The task: Line by line, copy the records below exactly and leave the pictures out.

[Saved entries]

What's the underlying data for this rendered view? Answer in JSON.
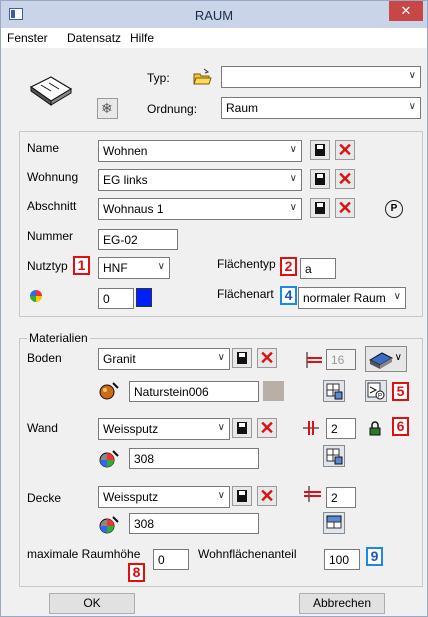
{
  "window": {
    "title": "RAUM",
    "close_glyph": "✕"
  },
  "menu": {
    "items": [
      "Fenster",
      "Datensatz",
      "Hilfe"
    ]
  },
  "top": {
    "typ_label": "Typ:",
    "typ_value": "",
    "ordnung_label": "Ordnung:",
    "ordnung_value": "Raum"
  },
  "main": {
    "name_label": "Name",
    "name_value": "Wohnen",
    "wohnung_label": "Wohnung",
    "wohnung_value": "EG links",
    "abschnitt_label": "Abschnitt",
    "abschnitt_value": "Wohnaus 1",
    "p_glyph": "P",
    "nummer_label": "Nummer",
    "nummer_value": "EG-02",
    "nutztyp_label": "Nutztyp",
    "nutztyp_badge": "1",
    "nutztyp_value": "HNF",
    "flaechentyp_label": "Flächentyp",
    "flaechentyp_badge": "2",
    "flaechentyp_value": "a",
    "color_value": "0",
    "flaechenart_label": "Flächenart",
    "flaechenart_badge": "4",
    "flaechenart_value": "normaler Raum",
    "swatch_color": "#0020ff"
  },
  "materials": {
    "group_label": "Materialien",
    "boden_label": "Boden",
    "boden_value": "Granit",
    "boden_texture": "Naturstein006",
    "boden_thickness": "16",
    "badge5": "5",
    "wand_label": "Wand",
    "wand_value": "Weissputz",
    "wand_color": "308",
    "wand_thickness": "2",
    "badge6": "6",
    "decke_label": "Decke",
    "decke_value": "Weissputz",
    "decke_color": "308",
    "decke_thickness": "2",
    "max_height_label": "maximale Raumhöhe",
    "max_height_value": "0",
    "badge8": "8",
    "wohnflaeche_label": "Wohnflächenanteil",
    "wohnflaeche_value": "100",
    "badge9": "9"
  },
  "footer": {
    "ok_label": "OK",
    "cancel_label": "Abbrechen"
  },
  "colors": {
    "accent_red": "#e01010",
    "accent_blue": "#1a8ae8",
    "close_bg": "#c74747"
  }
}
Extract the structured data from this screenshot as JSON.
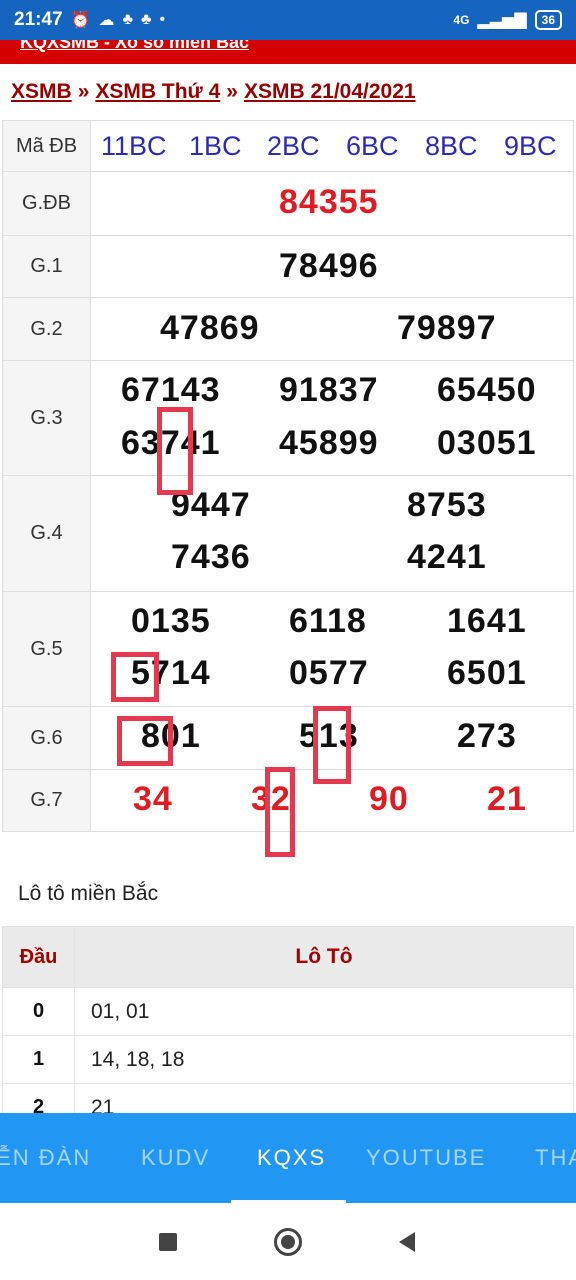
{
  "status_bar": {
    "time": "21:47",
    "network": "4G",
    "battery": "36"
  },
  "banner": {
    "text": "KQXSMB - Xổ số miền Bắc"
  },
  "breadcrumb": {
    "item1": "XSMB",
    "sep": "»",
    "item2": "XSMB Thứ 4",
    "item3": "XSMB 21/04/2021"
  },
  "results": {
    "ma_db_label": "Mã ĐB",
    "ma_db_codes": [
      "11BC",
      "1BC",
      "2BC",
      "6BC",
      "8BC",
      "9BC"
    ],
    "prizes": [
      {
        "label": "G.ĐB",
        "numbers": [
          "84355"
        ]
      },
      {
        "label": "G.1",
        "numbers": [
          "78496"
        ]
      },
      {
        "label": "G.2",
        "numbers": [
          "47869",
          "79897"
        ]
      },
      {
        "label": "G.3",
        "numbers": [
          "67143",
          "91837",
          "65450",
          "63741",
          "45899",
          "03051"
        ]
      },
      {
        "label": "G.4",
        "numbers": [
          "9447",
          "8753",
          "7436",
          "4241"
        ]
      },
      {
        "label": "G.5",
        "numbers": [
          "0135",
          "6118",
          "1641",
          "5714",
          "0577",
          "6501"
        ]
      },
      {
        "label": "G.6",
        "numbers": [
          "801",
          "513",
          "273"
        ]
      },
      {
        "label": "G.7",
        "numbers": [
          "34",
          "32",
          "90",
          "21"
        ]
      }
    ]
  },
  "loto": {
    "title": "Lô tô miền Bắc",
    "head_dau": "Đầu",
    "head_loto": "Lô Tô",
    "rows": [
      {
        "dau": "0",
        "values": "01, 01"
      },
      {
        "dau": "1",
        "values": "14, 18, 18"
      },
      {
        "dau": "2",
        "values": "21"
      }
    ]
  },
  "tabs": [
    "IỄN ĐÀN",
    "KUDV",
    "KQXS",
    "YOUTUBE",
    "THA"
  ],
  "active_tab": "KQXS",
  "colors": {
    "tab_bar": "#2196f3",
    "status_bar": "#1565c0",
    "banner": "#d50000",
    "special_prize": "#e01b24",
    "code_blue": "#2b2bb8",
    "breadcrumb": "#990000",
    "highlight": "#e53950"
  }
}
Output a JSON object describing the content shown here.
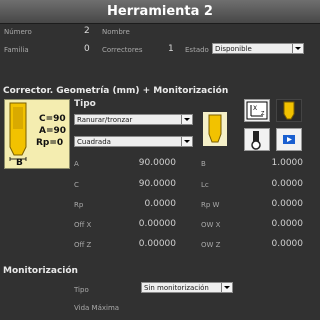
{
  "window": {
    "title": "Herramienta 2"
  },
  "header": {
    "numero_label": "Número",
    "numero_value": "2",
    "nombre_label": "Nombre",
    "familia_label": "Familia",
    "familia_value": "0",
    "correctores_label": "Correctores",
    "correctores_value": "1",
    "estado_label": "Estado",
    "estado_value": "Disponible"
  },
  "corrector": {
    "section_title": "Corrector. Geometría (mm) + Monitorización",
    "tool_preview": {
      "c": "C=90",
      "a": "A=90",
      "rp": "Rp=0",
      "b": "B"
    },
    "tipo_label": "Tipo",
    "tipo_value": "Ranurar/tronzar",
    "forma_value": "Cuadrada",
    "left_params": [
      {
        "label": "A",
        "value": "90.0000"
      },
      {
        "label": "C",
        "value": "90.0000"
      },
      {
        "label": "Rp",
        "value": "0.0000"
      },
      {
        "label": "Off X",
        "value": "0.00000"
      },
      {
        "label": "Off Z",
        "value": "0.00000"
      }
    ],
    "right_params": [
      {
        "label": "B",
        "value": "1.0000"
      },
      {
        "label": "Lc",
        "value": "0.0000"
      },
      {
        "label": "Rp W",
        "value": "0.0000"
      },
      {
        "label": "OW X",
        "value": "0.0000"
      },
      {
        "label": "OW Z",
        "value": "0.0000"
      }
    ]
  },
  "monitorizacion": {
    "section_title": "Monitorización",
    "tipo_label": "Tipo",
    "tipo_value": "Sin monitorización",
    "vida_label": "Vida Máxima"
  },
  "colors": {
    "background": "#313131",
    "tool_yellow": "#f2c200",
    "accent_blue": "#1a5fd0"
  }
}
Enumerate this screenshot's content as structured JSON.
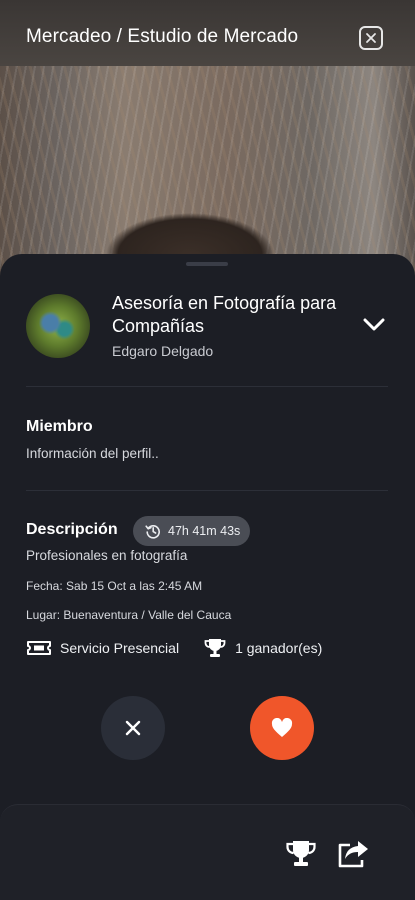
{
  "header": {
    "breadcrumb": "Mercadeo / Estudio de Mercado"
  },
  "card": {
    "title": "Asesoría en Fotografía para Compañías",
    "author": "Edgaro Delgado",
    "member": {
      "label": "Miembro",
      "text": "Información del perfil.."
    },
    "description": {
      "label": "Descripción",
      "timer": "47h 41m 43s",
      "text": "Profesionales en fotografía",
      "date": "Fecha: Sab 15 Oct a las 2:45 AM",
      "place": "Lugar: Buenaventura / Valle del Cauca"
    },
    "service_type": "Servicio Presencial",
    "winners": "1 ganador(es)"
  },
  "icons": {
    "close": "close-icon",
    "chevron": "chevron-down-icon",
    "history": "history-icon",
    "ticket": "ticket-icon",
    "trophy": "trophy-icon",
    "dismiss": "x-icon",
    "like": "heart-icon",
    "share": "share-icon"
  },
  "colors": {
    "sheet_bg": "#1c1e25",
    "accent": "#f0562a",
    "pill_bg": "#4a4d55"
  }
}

Exercise result:
What's the underlying data for this rendered view? Answer in JSON.
{
  "window": {
    "title": "RAUM",
    "close_glyph": "✕"
  },
  "menu": {
    "items": [
      "Fenster",
      "Datensatz",
      "Hilfe"
    ]
  },
  "top": {
    "typ_label": "Typ:",
    "typ_value": "",
    "ordnung_label": "Ordnung:",
    "ordnung_value": "Raum"
  },
  "main": {
    "name_label": "Name",
    "name_value": "Wohnen",
    "wohnung_label": "Wohnung",
    "wohnung_value": "EG links",
    "abschnitt_label": "Abschnitt",
    "abschnitt_value": "Wohnaus 1",
    "p_glyph": "P",
    "nummer_label": "Nummer",
    "nummer_value": "EG-02",
    "nutztyp_label": "Nutztyp",
    "nutztyp_badge": "1",
    "nutztyp_value": "HNF",
    "flaechentyp_label": "Flächentyp",
    "flaechentyp_badge": "2",
    "flaechentyp_value": "a",
    "color_value": "0",
    "flaechenart_label": "Flächenart",
    "flaechenart_badge": "4",
    "flaechenart_value": "normaler Raum",
    "swatch_color": "#0020ff"
  },
  "materials": {
    "group_label": "Materialien",
    "boden_label": "Boden",
    "boden_value": "Granit",
    "boden_texture": "Naturstein006",
    "boden_thickness": "16",
    "badge5": "5",
    "wand_label": "Wand",
    "wand_value": "Weissputz",
    "wand_color": "308",
    "wand_thickness": "2",
    "badge6": "6",
    "decke_label": "Decke",
    "decke_value": "Weissputz",
    "decke_color": "308",
    "decke_thickness": "2",
    "max_height_label": "maximale Raumhöhe",
    "max_height_value": "0",
    "badge8": "8",
    "wohnflaeche_label": "Wohnflächenanteil",
    "wohnflaeche_value": "100",
    "badge9": "9"
  },
  "footer": {
    "ok_label": "OK",
    "cancel_label": "Abbrechen"
  },
  "colors": {
    "accent_red": "#e01010",
    "accent_blue": "#1a8ae8",
    "close_bg": "#c74747"
  }
}
Extract the structured data from this screenshot as JSON.
{
  "status_bar": {
    "time": "21:47",
    "network": "4G",
    "battery": "36"
  },
  "banner": {
    "text": "KQXSMB - Xổ số miền Bắc"
  },
  "breadcrumb": {
    "item1": "XSMB",
    "sep": "»",
    "item2": "XSMB Thứ 4",
    "item3": "XSMB 21/04/2021"
  },
  "results": {
    "ma_db_label": "Mã ĐB",
    "ma_db_codes": [
      "11BC",
      "1BC",
      "2BC",
      "6BC",
      "8BC",
      "9BC"
    ],
    "prizes": [
      {
        "label": "G.ĐB",
        "numbers": [
          "84355"
        ]
      },
      {
        "label": "G.1",
        "numbers": [
          "78496"
        ]
      },
      {
        "label": "G.2",
        "numbers": [
          "47869",
          "79897"
        ]
      },
      {
        "label": "G.3",
        "numbers": [
          "67143",
          "91837",
          "65450",
          "63741",
          "45899",
          "03051"
        ]
      },
      {
        "label": "G.4",
        "numbers": [
          "9447",
          "8753",
          "7436",
          "4241"
        ]
      },
      {
        "label": "G.5",
        "numbers": [
          "0135",
          "6118",
          "1641",
          "5714",
          "0577",
          "6501"
        ]
      },
      {
        "label": "G.6",
        "numbers": [
          "801",
          "513",
          "273"
        ]
      },
      {
        "label": "G.7",
        "numbers": [
          "34",
          "32",
          "90",
          "21"
        ]
      }
    ]
  },
  "loto": {
    "title": "Lô tô miền Bắc",
    "head_dau": "Đầu",
    "head_loto": "Lô Tô",
    "rows": [
      {
        "dau": "0",
        "values": "01, 01"
      },
      {
        "dau": "1",
        "values": "14, 18, 18"
      },
      {
        "dau": "2",
        "values": "21"
      }
    ]
  },
  "tabs": [
    "IỄN ĐÀN",
    "KUDV",
    "KQXS",
    "YOUTUBE",
    "THA"
  ],
  "active_tab": "KQXS",
  "colors": {
    "tab_bar": "#2196f3",
    "status_bar": "#1565c0",
    "banner": "#d50000",
    "special_prize": "#e01b24",
    "code_blue": "#2b2bb8",
    "breadcrumb": "#990000",
    "highlight": "#e53950"
  }
}
Output a JSON object describing the content shown here.
{
  "window": {
    "title": "Herramienta 2"
  },
  "header": {
    "numero_label": "Número",
    "numero_value": "2",
    "nombre_label": "Nombre",
    "familia_label": "Familia",
    "familia_value": "0",
    "correctores_label": "Correctores",
    "correctores_value": "1",
    "estado_label": "Estado",
    "estado_value": "Disponible"
  },
  "corrector": {
    "section_title": "Corrector. Geometría (mm) + Monitorización",
    "tool_preview": {
      "c": "C=90",
      "a": "A=90",
      "rp": "Rp=0",
      "b": "B"
    },
    "tipo_label": "Tipo",
    "tipo_value": "Ranurar/tronzar",
    "forma_value": "Cuadrada",
    "left_params": [
      {
        "label": "A",
        "value": "90.0000"
      },
      {
        "label": "C",
        "value": "90.0000"
      },
      {
        "label": "Rp",
        "value": "0.0000"
      },
      {
        "label": "Off X",
        "value": "0.00000"
      },
      {
        "label": "Off Z",
        "value": "0.00000"
      }
    ],
    "right_params": [
      {
        "label": "B",
        "value": "1.0000"
      },
      {
        "label": "Lc",
        "value": "0.0000"
      },
      {
        "label": "Rp W",
        "value": "0.0000"
      },
      {
        "label": "OW X",
        "value": "0.0000"
      },
      {
        "label": "OW Z",
        "value": "0.0000"
      }
    ]
  },
  "monitorizacion": {
    "section_title": "Monitorización",
    "tipo_label": "Tipo",
    "tipo_value": "Sin monitorización",
    "vida_label": "Vida Máxima"
  },
  "colors": {
    "background": "#313131",
    "tool_yellow": "#f2c200",
    "accent_blue": "#1a5fd0"
  }
}
Enumerate this screenshot's content as structured JSON.
{
  "header": {
    "breadcrumb": "Mercadeo / Estudio de Mercado"
  },
  "card": {
    "title": "Asesoría en Fotografía para Compañías",
    "author": "Edgaro Delgado",
    "member": {
      "label": "Miembro",
      "text": "Información del perfil.."
    },
    "description": {
      "label": "Descripción",
      "timer": "47h 41m 43s",
      "text": "Profesionales en fotografía",
      "date": "Fecha: Sab 15 Oct a las 2:45 AM",
      "place": "Lugar: Buenaventura / Valle del Cauca"
    },
    "service_type": "Servicio Presencial",
    "winners": "1 ganador(es)"
  },
  "icons": {
    "close": "close-icon",
    "chevron": "chevron-down-icon",
    "history": "history-icon",
    "ticket": "ticket-icon",
    "trophy": "trophy-icon",
    "dismiss": "x-icon",
    "like": "heart-icon",
    "share": "share-icon"
  },
  "colors": {
    "sheet_bg": "#1c1e25",
    "accent": "#f0562a",
    "pill_bg": "#4a4d55"
  }
}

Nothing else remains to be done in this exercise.